Vision - Perception

Perception

  • Visual perception, the sense of sight
  • Visual system, the physical mechanism of eyesight
  • Vision (spirituality), a supernatural experience that conveys a revelation
  • Hallucination, a perception of something that does not exist

Read more about this topic:  Vision

Other articles related to "perception":

Legacy Of The Battle Of The Alamo - Perception
... In Mexico, perceptions of the battle have often mirrored those of Santa Anna ... Initially, reports of the Mexican victory concentrated on glorifying Santa Anna, especially among newspapers that supported the centralist cause ...
Common Coding Theory - Related Approaches
... approaches tend to stress the relative independence of perception and action, some theories have argued for closer links ... Motor theories of speech and action perception have made a case for motor contributions to perception ... Close non-representational connections between perception and action have also been claimed by ecological approaches ...
Cretien Van Campen - Fields of Interest - Perception
... He showed that the apparent rise of Gestalt psychology in perception research in the 1910s had its roots in late 19th century art history in Germany ... the links between artistic and scientific experiments with visual perception since the Renaissance ... After finishing his thesis, his interests moved to the perception of music ...
Perception - Types - Of The Social World
... Social perception is the part of perception that allows people to understand the individuals and groups of their social world, and thus an element of social cognition ...
Leibniz's Gap
... It must be confessed, moreover, that perception, and that which depends on it, are inexplicable by mechanical causes, that is, by figures and motions ... but never anything by which to explain a perception ...
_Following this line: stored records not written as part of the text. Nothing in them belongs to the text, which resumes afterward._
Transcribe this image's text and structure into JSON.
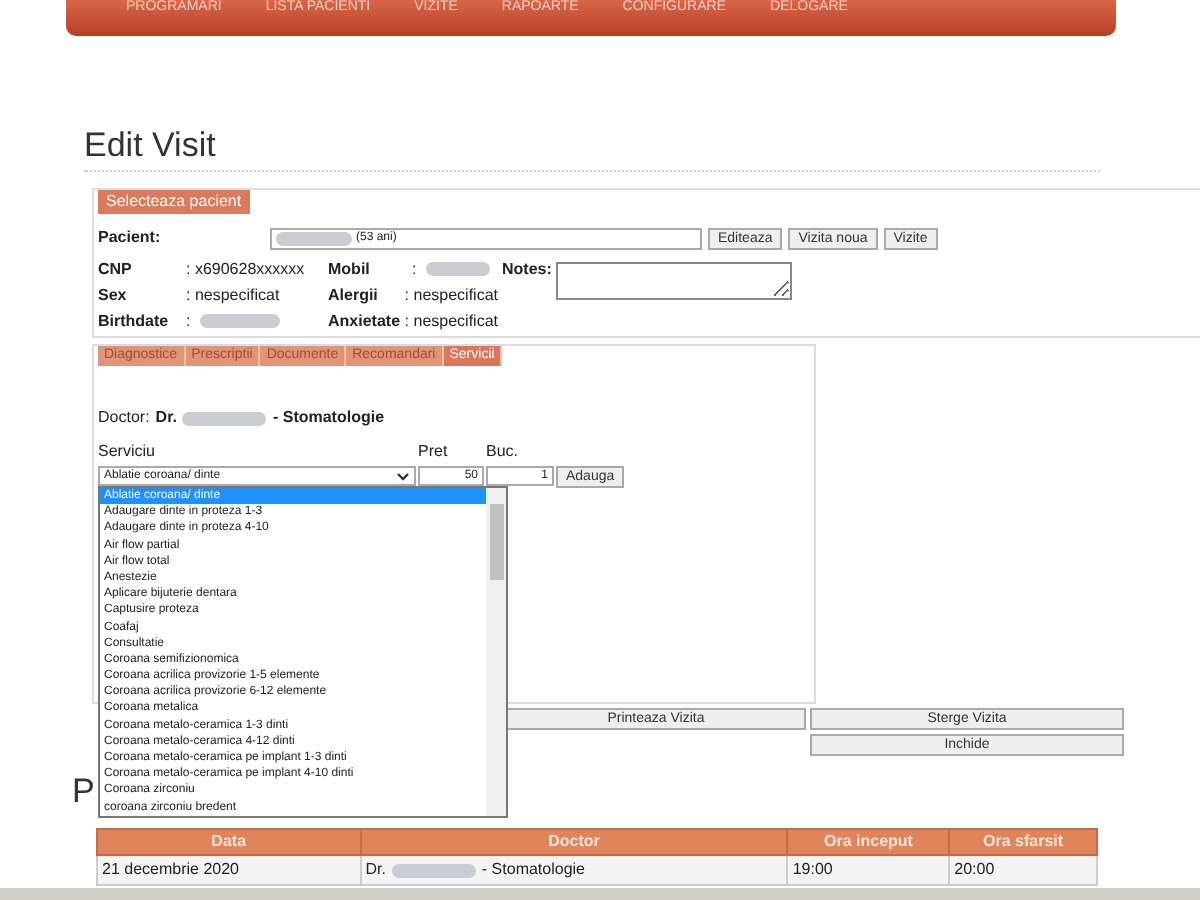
{
  "nav": {
    "items": [
      "PROGRAMARI",
      "LISTA PACIENTI",
      "VIZITE",
      "RAPOARTE",
      "CONFIGURARE",
      "DELOGARE"
    ]
  },
  "title": "Edit Visit",
  "patient": {
    "select_button": "Selecteaza pacient",
    "pacient_label": "Pacient:",
    "pacient_age": "(53 ani)",
    "buttons": [
      "Editeaza",
      "Vizita noua",
      "Vizite"
    ],
    "fields": [
      {
        "label": "CNP",
        "value": ": x690628xxxxxx",
        "blurred": false
      },
      {
        "label": "Sex",
        "value": ": nespecificat",
        "blurred": false
      },
      {
        "label": "Birthdate",
        "value": ":",
        "blurred": true
      }
    ],
    "fields2": [
      {
        "label": "Mobil",
        "value": ":",
        "blurred": true
      },
      {
        "label": "Alergii",
        "value": ": nespecificat",
        "blurred": false
      },
      {
        "label": "Anxietate",
        "value": ": nespecificat",
        "blurred": false
      }
    ],
    "notes_label": "Notes:"
  },
  "tabs": [
    {
      "label": "Diagnostice",
      "selected": false
    },
    {
      "label": "Prescriptii",
      "selected": false
    },
    {
      "label": "Documente",
      "selected": false
    },
    {
      "label": "Recomandari",
      "selected": false
    },
    {
      "label": "Servicii",
      "selected": true
    }
  ],
  "doctor": {
    "label": "Doctor:",
    "prefix": "Dr.",
    "specialty": "- Stomatologie"
  },
  "service_form": {
    "serviciu_label": "Serviciu",
    "pret_label": "Pret",
    "buc_label": "Buc.",
    "selected_service": "Ablatie coroana/ dinte",
    "pret": "50",
    "buc": "1",
    "add_button": "Adauga"
  },
  "dropdown": [
    {
      "label": "Ablatie coroana/ dinte",
      "selected": true
    },
    {
      "label": "Adaugare dinte in proteza 1-3",
      "selected": false
    },
    {
      "label": "Adaugare dinte in proteza 4-10",
      "selected": false
    },
    {
      "label": "Air flow partial",
      "selected": false
    },
    {
      "label": "Air flow total",
      "selected": false
    },
    {
      "label": "Anestezie",
      "selected": false
    },
    {
      "label": "Aplicare bijuterie dentara",
      "selected": false
    },
    {
      "label": "Captusire proteza",
      "selected": false
    },
    {
      "label": "Coafaj",
      "selected": false
    },
    {
      "label": "Consultatie",
      "selected": false
    },
    {
      "label": "Coroana semifizionomica",
      "selected": false
    },
    {
      "label": "Coroana acrilica provizorie 1-5 elemente",
      "selected": false
    },
    {
      "label": "Coroana acrilica provizorie 6-12 elemente",
      "selected": false
    },
    {
      "label": "Coroana metalica",
      "selected": false
    },
    {
      "label": "Coroana metalo-ceramica 1-3 dinti",
      "selected": false
    },
    {
      "label": "Coroana metalo-ceramica 4-12 dinti",
      "selected": false
    },
    {
      "label": "Coroana metalo-ceramica pe implant 1-3 dinti",
      "selected": false
    },
    {
      "label": "Coroana metalo-ceramica pe implant 4-10 dinti",
      "selected": false
    },
    {
      "label": "Coroana zirconiu",
      "selected": false
    },
    {
      "label": "coroana zirconiu bredent",
      "selected": false
    }
  ],
  "actions": {
    "print": "Printeaza Vizita",
    "delete": "Sterge Vizita",
    "close": "Inchide"
  },
  "section_heading": "P",
  "table": {
    "columns": [
      "Data",
      "Doctor",
      "Ora inceput",
      "Ora sfarsit"
    ],
    "rows": [
      {
        "data": "21 decembrie 2020",
        "doctor_prefix": "Dr.",
        "doctor_specialty": "- Stomatologie",
        "start": "19:00",
        "end": "20:00"
      }
    ]
  }
}
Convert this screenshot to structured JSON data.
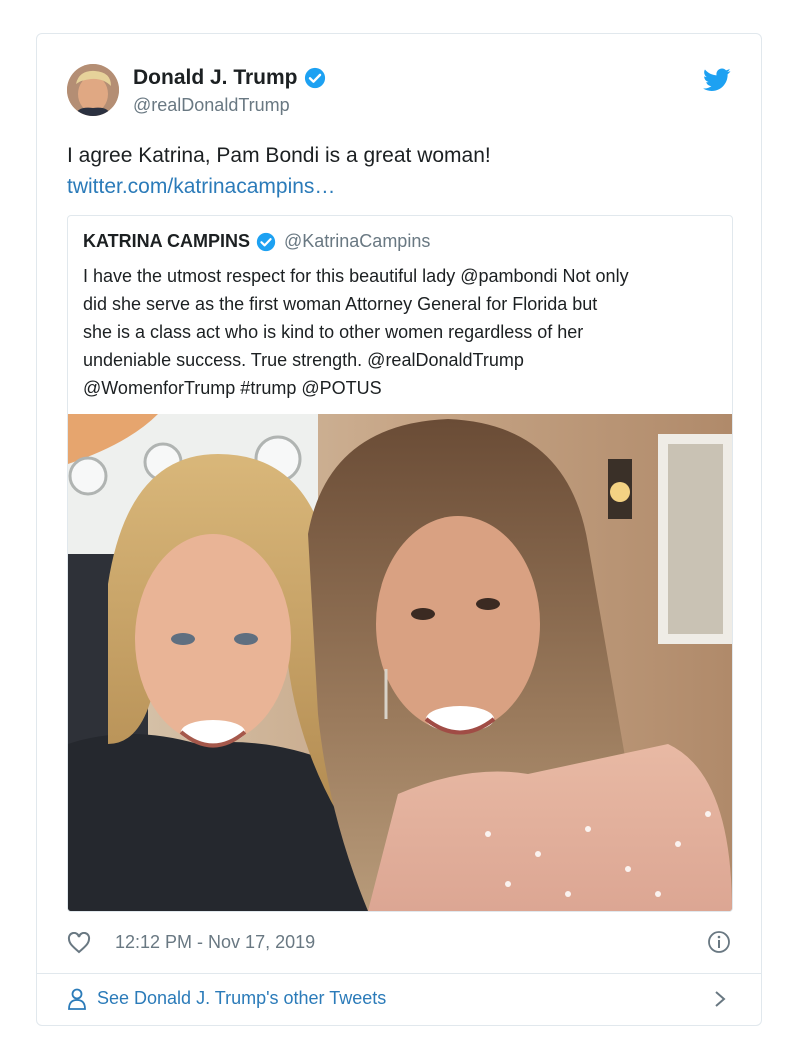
{
  "tweet": {
    "author_name": "Donald J. Trump",
    "author_handle": "@realDonaldTrump",
    "text": "I agree Katrina, Pam Bondi is a great woman!",
    "link_text": "twitter.com/katrinacampins…",
    "timestamp": "12:12 PM - Nov 17, 2019"
  },
  "quoted": {
    "author_name": "KATRINA CAMPINS",
    "author_handle": "@KatrinaCampins",
    "lines": [
      "I have the utmost respect for this beautiful lady @pambondi Not only",
      "did she serve as the first woman Attorney General for Florida but",
      "she is a class act who is kind to other women regardless of her",
      "undeniable success. True strength. @realDonaldTrump",
      "@WomenforTrump #trump @POTUS"
    ]
  },
  "footer": {
    "label": "See Donald J. Trump's other Tweets"
  },
  "icons": {
    "verified": "verified-badge-icon",
    "bird": "twitter-bird-icon",
    "heart": "heart-icon",
    "info": "info-icon",
    "person": "person-icon",
    "chevron": "chevron-right-icon"
  },
  "colors": {
    "accent": "#1da1f2",
    "link": "#2b7bb9",
    "secondary_text": "#697882",
    "border": "#e1e8ed"
  }
}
Famous quotes containing the word perception:

    Men are not philosophers, but are rather very foolish children, who, by reason of their partiality, see everything in the most absurd manner, and are the victims at all times of the nearest object. There is even no philosopher who is a philosopher at all times. Our experience, our perception is conditioned by the need to acquire in parts and in succession, that is, with every truth a certain falsehood.
    Ralph Waldo Emerson (1803–1882)

    True science investigates and brings to human perception such truths and such knowledge as the people of a given time and society consider most important. Art transmits these truths from the region of perception to the region of emotion.
    Leo Tolstoy (1828–1910)

    In England we have come to rely upon a comfortable time-lag of fifty years or a century intervening between the perception that something ought to be done and a serious attempt to do it.
    —H.G. (Herbert George)